*** Source data ***
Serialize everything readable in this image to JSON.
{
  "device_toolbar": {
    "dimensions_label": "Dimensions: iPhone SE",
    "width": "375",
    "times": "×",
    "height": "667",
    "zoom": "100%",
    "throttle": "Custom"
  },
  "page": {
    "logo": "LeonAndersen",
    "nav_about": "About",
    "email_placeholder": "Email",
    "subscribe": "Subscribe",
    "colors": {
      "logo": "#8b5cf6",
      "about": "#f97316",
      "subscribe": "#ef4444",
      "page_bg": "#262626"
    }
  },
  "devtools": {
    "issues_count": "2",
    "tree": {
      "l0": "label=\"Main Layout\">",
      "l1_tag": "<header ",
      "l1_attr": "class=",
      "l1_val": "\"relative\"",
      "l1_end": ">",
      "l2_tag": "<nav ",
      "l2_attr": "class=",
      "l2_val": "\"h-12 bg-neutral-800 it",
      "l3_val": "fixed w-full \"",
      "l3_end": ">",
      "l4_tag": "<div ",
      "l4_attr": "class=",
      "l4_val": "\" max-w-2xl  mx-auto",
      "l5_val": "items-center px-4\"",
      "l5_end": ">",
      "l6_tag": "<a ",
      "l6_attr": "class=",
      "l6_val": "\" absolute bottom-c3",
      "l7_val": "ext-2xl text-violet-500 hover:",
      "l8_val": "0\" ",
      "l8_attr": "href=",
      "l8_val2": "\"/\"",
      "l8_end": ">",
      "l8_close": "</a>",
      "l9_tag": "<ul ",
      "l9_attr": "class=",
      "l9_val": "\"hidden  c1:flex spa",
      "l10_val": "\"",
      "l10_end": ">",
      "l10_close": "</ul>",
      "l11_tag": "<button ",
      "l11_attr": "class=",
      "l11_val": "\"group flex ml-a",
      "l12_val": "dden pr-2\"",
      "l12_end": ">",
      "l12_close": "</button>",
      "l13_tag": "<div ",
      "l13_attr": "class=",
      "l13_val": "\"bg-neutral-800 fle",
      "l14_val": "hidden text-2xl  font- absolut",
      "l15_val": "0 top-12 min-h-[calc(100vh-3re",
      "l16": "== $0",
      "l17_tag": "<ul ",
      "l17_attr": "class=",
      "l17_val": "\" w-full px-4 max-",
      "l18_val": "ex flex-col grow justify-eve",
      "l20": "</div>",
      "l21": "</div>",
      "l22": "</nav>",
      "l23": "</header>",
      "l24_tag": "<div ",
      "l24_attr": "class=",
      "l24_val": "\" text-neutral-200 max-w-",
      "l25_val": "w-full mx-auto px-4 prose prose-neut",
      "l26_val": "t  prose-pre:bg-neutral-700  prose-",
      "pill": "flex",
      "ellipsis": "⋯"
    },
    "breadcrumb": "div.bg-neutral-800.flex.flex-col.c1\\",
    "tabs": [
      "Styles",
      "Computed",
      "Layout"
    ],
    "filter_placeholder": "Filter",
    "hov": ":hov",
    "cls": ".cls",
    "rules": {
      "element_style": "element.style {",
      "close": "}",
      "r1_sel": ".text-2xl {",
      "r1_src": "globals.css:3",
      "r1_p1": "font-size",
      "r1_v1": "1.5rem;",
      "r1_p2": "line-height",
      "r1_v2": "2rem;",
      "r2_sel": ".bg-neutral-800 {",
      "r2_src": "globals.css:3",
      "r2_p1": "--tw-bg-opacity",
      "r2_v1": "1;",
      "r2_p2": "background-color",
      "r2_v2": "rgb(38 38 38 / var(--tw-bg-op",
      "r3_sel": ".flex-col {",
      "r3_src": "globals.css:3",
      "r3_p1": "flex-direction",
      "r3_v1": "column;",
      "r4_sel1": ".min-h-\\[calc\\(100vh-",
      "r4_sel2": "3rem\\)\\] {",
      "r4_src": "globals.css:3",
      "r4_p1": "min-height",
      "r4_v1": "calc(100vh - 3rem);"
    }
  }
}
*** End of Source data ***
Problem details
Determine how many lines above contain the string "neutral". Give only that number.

The completed task
6